You’d think that an origin story about one of fiction’s most iconic serial killers would be at least somewhat interesting. Unfortunately, this movie somehow ends up being tremendously boring. It’s really hard to care about anything that’s going on, not even Hannibal himself (his characterisations was very lacklustre). In fact, this movie fails as an origin story for Hannibal, it doesn’t even show the gradual change into Hannibal the Cannibal, after a flashback with child Hannibal (a significant event for him), it jumps to when he’s an adult. Although throughout the film he goes through some changes (like killing, and liking cannibalism) from the first time you see adult Hannibal, he is already unhinged. You want to know the worst part about the writing? It was written by Hannibal writer Thomas Harris. He adapted his own book and it still was written horribly. Then again, Thomas Harris was forced to write that novel in the first place, so it sort of makes sense why it’s in that state.

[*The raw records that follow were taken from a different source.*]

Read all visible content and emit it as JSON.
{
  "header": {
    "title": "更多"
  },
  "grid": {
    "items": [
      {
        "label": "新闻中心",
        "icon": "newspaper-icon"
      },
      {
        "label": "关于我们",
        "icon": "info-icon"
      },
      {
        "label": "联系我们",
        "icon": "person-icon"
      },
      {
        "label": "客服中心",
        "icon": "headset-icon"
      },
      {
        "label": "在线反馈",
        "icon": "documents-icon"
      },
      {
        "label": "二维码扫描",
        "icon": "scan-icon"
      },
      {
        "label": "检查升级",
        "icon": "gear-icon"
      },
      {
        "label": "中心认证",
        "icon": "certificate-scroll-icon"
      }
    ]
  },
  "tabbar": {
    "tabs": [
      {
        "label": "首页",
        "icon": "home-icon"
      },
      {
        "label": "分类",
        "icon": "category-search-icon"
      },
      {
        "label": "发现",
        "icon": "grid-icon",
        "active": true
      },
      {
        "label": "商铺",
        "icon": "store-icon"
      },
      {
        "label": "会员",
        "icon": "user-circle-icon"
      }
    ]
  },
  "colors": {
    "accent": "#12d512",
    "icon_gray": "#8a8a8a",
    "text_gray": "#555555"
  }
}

Gaspard Ulliel is playing the young Hannibal Lecter, he well with what he has. Performance wise, I can buy him as the younger version of Anthony Hopkins’s Hannibal. However he’s not given a lot of good material to work with. There isn’t any depth given to this Hannibal Lector, he seems more like a movie teen serial killer as opposed to actually Hannibal Lector. The villainous characters are all one dimensionally evil. There’s one of actor who manages to inject some form of humanity into his character but others are less so, most notably Rhys Ifans, who plays an absolute cartoon villain of a character. Some of the other supporting cast are fine but don’t leave a massive impact.

The one thing consistent throughout the Hannibal movies is that they all look great. The production design and cinematography really reflected it’s time period. The violence (as expected) is very bloody and graphic but it is better handled than in Hannibal (the 2001 movie of course), it didn’t feel as gratuitous. The score also, really good.

Hannibal Rising is hands down the worst Hannibal Lecter movie ever. The bad writing, boring story and hit or miss performances make Hannibal Rising a chore to sit through. The best parts of the movie was Gaspard Ulliel as Hannibal and the cinematography of the film. That’s really the only good things about this movie unfortunately. To be fair this movie was dead on arrival, they had to adapt Hannibal Rising, it’s difficult to imagine that book being adapted into a good movie.